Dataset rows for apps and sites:
┌──

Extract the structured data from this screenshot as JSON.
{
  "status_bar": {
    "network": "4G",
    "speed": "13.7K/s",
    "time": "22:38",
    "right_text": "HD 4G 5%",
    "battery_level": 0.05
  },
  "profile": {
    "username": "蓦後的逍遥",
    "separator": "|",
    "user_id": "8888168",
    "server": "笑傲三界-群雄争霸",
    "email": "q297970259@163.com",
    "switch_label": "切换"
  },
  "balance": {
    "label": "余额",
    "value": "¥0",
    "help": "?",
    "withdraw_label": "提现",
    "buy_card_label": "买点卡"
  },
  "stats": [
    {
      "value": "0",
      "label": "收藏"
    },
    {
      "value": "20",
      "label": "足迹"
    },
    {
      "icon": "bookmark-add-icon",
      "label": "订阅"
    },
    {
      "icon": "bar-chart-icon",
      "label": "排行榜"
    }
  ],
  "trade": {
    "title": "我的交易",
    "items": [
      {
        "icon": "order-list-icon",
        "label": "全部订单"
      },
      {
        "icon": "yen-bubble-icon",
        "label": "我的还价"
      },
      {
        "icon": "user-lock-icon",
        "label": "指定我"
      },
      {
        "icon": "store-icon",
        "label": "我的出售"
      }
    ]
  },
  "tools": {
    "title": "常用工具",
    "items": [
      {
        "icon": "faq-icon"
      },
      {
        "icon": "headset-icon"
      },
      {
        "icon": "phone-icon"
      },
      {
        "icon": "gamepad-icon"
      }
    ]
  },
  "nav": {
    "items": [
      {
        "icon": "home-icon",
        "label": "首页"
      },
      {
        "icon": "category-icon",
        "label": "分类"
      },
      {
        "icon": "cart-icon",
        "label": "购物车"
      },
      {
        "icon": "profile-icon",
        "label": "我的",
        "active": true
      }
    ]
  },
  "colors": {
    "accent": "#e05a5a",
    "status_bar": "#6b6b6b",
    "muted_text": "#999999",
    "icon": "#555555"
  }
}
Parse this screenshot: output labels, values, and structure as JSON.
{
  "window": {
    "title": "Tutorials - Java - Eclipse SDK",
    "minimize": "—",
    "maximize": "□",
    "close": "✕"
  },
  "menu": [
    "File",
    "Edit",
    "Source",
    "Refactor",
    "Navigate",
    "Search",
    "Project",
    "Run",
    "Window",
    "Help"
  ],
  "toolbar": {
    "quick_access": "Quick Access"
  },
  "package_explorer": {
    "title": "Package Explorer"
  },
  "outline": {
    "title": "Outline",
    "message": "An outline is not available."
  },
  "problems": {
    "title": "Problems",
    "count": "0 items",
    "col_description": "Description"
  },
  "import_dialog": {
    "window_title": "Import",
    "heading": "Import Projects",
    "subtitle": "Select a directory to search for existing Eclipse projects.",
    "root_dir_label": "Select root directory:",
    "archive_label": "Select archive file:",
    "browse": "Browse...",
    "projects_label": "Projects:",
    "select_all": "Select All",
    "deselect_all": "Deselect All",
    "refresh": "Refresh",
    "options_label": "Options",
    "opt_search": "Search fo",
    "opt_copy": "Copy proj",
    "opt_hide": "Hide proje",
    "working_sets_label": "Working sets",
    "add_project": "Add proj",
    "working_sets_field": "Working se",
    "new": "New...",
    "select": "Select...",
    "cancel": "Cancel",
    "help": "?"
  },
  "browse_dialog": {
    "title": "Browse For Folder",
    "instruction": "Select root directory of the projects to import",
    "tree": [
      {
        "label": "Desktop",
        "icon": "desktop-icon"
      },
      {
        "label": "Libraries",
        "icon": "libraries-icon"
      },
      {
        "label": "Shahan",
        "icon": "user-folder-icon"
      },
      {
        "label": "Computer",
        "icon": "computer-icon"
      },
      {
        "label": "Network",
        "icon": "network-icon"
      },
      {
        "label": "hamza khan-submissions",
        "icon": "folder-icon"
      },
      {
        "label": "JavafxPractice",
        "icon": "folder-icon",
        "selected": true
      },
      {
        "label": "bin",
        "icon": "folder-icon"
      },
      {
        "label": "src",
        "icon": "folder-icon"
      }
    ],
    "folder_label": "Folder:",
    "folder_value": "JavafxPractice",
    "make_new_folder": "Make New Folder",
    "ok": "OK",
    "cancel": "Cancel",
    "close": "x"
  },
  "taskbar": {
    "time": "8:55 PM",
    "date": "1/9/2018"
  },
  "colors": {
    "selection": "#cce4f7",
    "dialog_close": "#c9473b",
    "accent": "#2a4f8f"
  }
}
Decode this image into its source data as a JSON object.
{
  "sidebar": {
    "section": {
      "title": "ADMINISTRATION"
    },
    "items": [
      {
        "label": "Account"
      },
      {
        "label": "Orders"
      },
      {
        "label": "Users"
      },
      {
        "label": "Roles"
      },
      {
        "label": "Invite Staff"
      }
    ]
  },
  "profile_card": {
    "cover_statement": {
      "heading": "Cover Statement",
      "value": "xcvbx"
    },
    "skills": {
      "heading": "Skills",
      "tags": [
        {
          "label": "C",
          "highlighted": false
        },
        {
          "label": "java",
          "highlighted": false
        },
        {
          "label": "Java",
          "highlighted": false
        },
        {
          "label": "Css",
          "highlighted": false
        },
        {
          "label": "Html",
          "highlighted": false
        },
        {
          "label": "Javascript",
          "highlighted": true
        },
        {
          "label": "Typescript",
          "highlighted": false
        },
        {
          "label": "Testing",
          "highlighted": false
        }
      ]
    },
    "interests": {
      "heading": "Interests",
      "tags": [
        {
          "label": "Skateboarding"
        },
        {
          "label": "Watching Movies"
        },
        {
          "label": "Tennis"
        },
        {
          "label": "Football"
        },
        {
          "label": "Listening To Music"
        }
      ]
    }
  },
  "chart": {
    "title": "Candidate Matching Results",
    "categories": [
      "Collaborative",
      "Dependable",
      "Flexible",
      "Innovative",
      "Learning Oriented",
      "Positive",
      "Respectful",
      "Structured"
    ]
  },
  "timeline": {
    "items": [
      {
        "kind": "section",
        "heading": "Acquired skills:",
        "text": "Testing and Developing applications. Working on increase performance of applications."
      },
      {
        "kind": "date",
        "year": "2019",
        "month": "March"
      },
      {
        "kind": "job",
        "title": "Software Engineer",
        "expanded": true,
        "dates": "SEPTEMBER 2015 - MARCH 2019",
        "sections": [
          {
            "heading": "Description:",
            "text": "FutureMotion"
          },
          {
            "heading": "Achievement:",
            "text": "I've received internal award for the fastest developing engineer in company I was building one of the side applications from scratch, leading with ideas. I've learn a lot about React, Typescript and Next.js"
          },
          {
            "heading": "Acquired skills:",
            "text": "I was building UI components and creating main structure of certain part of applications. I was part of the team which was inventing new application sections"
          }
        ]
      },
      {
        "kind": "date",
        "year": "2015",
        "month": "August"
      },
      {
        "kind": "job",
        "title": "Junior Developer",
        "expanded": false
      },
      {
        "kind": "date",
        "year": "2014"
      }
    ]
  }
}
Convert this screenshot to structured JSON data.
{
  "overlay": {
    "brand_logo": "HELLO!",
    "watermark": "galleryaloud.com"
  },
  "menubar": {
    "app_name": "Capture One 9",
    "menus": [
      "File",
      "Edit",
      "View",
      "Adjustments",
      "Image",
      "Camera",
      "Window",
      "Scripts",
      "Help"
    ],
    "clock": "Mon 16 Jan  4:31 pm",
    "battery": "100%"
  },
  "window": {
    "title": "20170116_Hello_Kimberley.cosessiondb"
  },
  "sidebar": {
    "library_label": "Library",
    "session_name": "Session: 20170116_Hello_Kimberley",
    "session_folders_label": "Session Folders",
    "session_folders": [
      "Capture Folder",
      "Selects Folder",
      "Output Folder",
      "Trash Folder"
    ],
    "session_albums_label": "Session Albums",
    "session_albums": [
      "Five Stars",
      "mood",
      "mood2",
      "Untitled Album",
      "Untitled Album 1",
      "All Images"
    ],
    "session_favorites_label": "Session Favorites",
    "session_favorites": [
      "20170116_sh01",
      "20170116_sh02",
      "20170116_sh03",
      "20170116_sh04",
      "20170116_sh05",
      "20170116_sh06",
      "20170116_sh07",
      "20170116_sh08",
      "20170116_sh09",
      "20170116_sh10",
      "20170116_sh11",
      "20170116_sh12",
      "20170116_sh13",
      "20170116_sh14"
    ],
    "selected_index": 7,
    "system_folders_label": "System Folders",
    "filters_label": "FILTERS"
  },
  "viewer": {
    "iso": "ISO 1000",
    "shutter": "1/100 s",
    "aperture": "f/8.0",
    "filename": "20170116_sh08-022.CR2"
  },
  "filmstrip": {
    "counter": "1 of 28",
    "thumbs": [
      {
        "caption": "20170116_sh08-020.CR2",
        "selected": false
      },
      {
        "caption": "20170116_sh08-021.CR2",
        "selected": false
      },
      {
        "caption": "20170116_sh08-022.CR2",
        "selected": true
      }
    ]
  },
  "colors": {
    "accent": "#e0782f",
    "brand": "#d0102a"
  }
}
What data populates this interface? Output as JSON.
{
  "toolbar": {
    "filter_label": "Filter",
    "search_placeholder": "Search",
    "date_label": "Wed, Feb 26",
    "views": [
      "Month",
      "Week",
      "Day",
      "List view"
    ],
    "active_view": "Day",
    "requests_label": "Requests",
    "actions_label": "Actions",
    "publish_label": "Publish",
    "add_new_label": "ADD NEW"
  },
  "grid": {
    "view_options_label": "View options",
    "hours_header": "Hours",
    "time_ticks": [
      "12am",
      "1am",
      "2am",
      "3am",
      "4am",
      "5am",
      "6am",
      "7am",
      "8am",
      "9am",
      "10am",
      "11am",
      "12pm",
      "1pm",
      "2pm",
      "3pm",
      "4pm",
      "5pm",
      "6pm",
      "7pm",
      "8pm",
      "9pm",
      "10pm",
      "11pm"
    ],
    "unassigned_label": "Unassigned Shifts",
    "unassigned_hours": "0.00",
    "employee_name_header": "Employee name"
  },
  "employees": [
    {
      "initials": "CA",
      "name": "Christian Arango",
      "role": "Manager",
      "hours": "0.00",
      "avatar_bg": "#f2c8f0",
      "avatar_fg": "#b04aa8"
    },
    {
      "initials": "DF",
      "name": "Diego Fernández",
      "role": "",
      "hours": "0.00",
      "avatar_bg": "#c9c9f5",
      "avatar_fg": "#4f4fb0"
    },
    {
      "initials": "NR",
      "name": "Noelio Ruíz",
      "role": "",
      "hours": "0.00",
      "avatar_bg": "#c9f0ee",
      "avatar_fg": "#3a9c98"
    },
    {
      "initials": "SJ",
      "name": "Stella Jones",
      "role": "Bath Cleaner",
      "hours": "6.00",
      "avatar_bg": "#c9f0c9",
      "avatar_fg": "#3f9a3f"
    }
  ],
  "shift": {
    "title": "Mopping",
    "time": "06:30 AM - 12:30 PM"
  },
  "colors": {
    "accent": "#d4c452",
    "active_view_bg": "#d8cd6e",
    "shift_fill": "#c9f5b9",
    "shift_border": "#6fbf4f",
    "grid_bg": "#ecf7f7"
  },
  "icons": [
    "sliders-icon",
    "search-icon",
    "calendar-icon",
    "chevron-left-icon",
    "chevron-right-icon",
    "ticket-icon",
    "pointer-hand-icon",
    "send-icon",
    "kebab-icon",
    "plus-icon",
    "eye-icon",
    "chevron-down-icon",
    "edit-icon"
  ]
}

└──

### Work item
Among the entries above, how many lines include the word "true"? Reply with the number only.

### Exercise response
5